  2. Then follow the actions and prayers for yourself and a nonbeliever at the bottom of the page.

READ Song of Solomon 1:5-6

As a young man, things were not always easy. I was raised to do what was right, but I found myself being tempted time and time again. Each moment I fell into temptation, my mind raced through many different scenarios where I would never sin again. I would bargain with God, and try to convince him I was a really good guy. I would put myself in time out, and tell the Lord how sorry I was. I did not know anything about His Mercy and Grace.

But, I think the start of this story should be when I was eight years old. My three cousins were living with us, and there were extra mattresses everywhere. Just before going to bed, I was frightened into reading a little “how to get saved” book in order to break free from the tightening grip of fear. You see, that afternoon my gracious aunt, who I respected dearly, had told me I was probably not saved and therefore destined for hell. Now you might think that is heavy for a young person, but it was a wakeup call that hit my gut, shot through my spine, and slammed into my mind like a shocking electric volt. I was scared about where I might spend eternity.

So, what to do with my newfound dilemma? Since I was destined for hell, I frantically searched for something to alleviate the pressure. In my search, I found a small track that looked like a miniature Bible, which shared the simple gospel message. I opened it and read it three times. Each time I did, I would say the sinner’s prayer until I was confident, I was saved (I said it a few extra times in case God had not heard). Then at the end of the day, when my aunt was tucking us all in, I confidently declared that I was saved, and I restfully laid my head upon the pillow, completely free of fear, or so I thought. Eventually the fear came back again.

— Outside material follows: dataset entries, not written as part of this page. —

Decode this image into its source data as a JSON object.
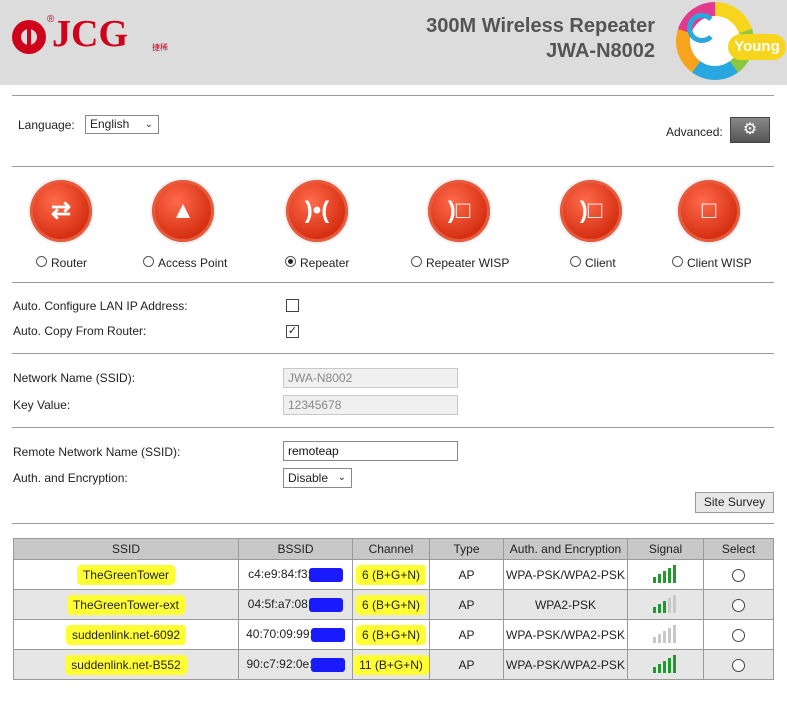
{
  "header": {
    "brand": "JCG",
    "brand_reg": "®",
    "brand_cn": "捷稀",
    "title": "300M Wireless Repeater",
    "model": "JWA-N8002",
    "young_logo_text": "Young",
    "accent_color": "#d0021b"
  },
  "language": {
    "label": "Language:",
    "selected": "English",
    "chevron_icon": "chevron-down-icon"
  },
  "advanced": {
    "label": "Advanced:",
    "icon": "gear-icon"
  },
  "modes": [
    {
      "label": "Router",
      "selected": false,
      "icon": "router-icon"
    },
    {
      "label": "Access Point",
      "selected": false,
      "icon": "access-point-icon"
    },
    {
      "label": "Repeater",
      "selected": true,
      "icon": "repeater-icon"
    },
    {
      "label": "Repeater WISP",
      "selected": false,
      "icon": "repeater-wisp-icon"
    },
    {
      "label": "Client",
      "selected": false,
      "icon": "client-icon"
    },
    {
      "label": "Client WISP",
      "selected": false,
      "icon": "client-wisp-icon"
    }
  ],
  "options": {
    "auto_lan_label": "Auto. Configure LAN IP Address:",
    "auto_lan_checked": false,
    "auto_copy_label": "Auto. Copy From Router:",
    "auto_copy_checked": true
  },
  "local": {
    "ssid_label": "Network Name (SSID):",
    "ssid_value": "JWA-N8002",
    "key_label": "Key Value:",
    "key_value": "12345678"
  },
  "remote": {
    "ssid_label": "Remote Network Name (SSID):",
    "ssid_value": "remoteap",
    "auth_label": "Auth. and Encryption:",
    "auth_value": "Disable",
    "survey_button": "Site Survey"
  },
  "table": {
    "headers": [
      "SSID",
      "BSSID",
      "Channel",
      "Type",
      "Auth. and Encryption",
      "Signal",
      "Select"
    ],
    "rows": [
      {
        "ssid": "TheGreenTower",
        "bssid": "c4:e9:84:f3:",
        "channel": "6 (B+G+N)",
        "type": "AP",
        "auth": "WPA-PSK/WPA2-PSK",
        "signal": 5
      },
      {
        "ssid": "TheGreenTower-ext",
        "bssid": "04:5f:a7:08:",
        "channel": "6 (B+G+N)",
        "type": "AP",
        "auth": "WPA2-PSK",
        "signal": 3
      },
      {
        "ssid": "suddenlink.net-6092",
        "bssid": "40:70:09:99:",
        "channel": "6 (B+G+N)",
        "type": "AP",
        "auth": "WPA-PSK/WPA2-PSK",
        "signal": 0
      },
      {
        "ssid": "suddenlink.net-B552",
        "bssid": "90:c7:92:0e:",
        "channel": "11 (B+G+N)",
        "type": "AP",
        "auth": "WPA-PSK/WPA2-PSK",
        "signal": 5
      }
    ],
    "signal_on_color": "#1f9a2f",
    "signal_off_color": "#c8c8c8",
    "highlight_color": "#ffff33",
    "redaction_color": "#1a1aff"
  }
}
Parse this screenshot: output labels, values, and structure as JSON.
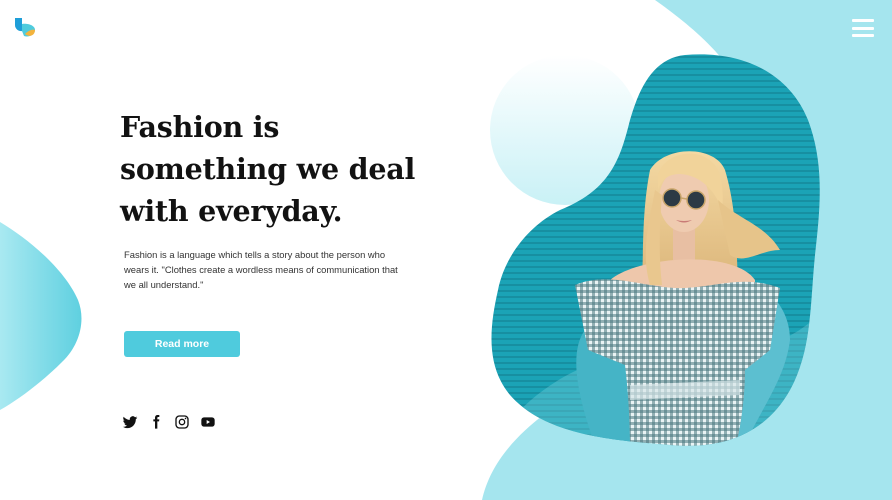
{
  "hero": {
    "headline": "Fashion is\nsomething we deal\nwith everyday.",
    "description": "Fashion is a language which tells a story about the person who wears it. \"Clothes create a wordless means of communication that we all understand.\"",
    "cta_label": "Read more"
  },
  "header": {
    "logo_icon": "logo-icon",
    "menu_icon": "hamburger-menu-icon"
  },
  "social": [
    {
      "icon": "twitter-icon"
    },
    {
      "icon": "facebook-icon"
    },
    {
      "icon": "instagram-icon"
    },
    {
      "icon": "youtube-icon"
    }
  ],
  "colors": {
    "accent": "#4fcbdd",
    "light_aqua": "#a8e6ee",
    "deep_teal": "#1aa6b9",
    "text": "#121212"
  }
}
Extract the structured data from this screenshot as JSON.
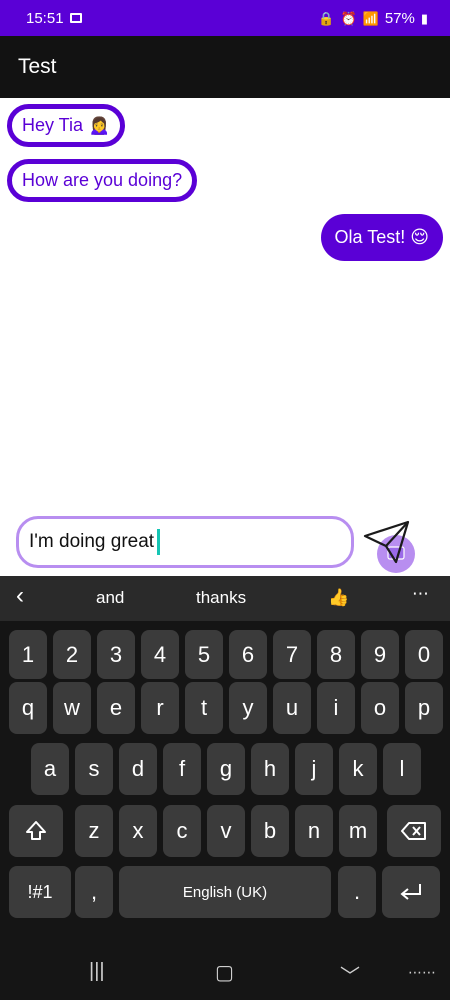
{
  "status_bar": {
    "time": "15:51",
    "battery": "57%"
  },
  "app_bar": {
    "title": "Test"
  },
  "messages": [
    {
      "text": "Hey Tia 🙍‍♀️",
      "direction": "incoming"
    },
    {
      "text": "How are you doing?",
      "direction": "incoming"
    },
    {
      "text": "Ola Test! 😌",
      "direction": "outgoing"
    }
  ],
  "composer": {
    "value": "I'm doing great"
  },
  "keyboard": {
    "suggestions": [
      "and",
      "thanks",
      "👍"
    ],
    "row_numbers": [
      "1",
      "2",
      "3",
      "4",
      "5",
      "6",
      "7",
      "8",
      "9",
      "0"
    ],
    "row1": [
      "q",
      "w",
      "e",
      "r",
      "t",
      "y",
      "u",
      "i",
      "o",
      "p"
    ],
    "row2": [
      "a",
      "s",
      "d",
      "f",
      "g",
      "h",
      "j",
      "k",
      "l"
    ],
    "row3": [
      "z",
      "x",
      "c",
      "v",
      "b",
      "n",
      "m"
    ],
    "symbols_label": "!#1",
    "comma": ",",
    "space_label": "English (UK)",
    "period": "."
  },
  "colors": {
    "accent": "#5a00d6",
    "accent_light": "#b88ef0",
    "caret": "#15c5b4"
  }
}
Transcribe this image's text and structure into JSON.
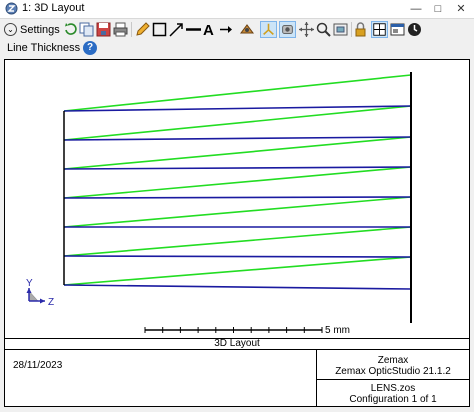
{
  "window": {
    "title": "1: 3D Layout",
    "minimize": "—",
    "maximize": "□",
    "close": "✕"
  },
  "toolbar": {
    "settings_label": "Settings",
    "line_thickness_label": "Line Thickness",
    "icons": [
      "refresh-icon",
      "copy-icon",
      "save-icon",
      "print-icon",
      "pencil-icon",
      "rectangle-icon",
      "arrow-icon",
      "line-icon",
      "text-icon",
      "arrow-small-icon",
      "rotate-icon",
      "axes-icon",
      "rotate-view-icon",
      "pan-icon",
      "zoom-icon",
      "zoom-window-icon",
      "lock-icon",
      "layout-icon",
      "window-icon",
      "clock-icon"
    ]
  },
  "plot": {
    "scale_label": "5 mm",
    "axis_labels": {
      "y": "Y",
      "z": "Z"
    },
    "colors": {
      "green": "#22dd22",
      "blue": "#1a1aa0",
      "lens": "#000000"
    }
  },
  "titleblock": {
    "heading": "3D Layout",
    "date": "28/11/2023",
    "company": "Zemax",
    "product": "Zemax OpticStudio 21.1.2",
    "file": "LENS.zos",
    "configuration": "Configuration 1 of 1"
  }
}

Years later, my father, who was the pastor of our small fellowship, was getting ready to baptize some of the new believers during our summer camping trip at the ocean. Wanting to prove that I was a good Christian, I asked my father to baptize me. Wisely, he asked me why I wanted to be baptized. I don’t remember what I said, but it was enough for him to pronounce, “I don’t think you really know what is happening, but I will baptize you, however, you may want to get re-baptized when you are older”. So, on that cloudy afternoon, on a cold and windy beach on the New Jersey shore, I was officially baptized and came out of the water a…well, I actually did not feel any different. And then I lied. I mentioned that a crab had pinched me on my toe (I think other folks being baptized also had been pinched by a crab so I wanted to join in with the crowd). Then, I was devastated because I thought, after being baptized, I would never sin again. Now here I was sinning. And worse, I also thought I would have to get re-baptized, because I had just sinned. I was certain that God did not like me anymore. Remorsefully, on the walk back to the cars, along the sandy beach, I went to my father, confessed my sin, and asked that he rebaptism me. Of course he did not. Eventually, I lost that fearful feeling, but then it came back years later.

Now as a young man (we are picking up the story again, hopefully you understand the backdrop), I was struggling in a certain area of temptation, called up my friend, for the 100th time, and confessed my sin to him once again. I told him how I was dramatically sorry, intensely repentant, and apologetically determined to never do it again. Furthermore, I had informed him how I had renegotiated with God, and He had let me back into the Kingdom, because I had assured Him that I would never, under any circumstances, do that sin again.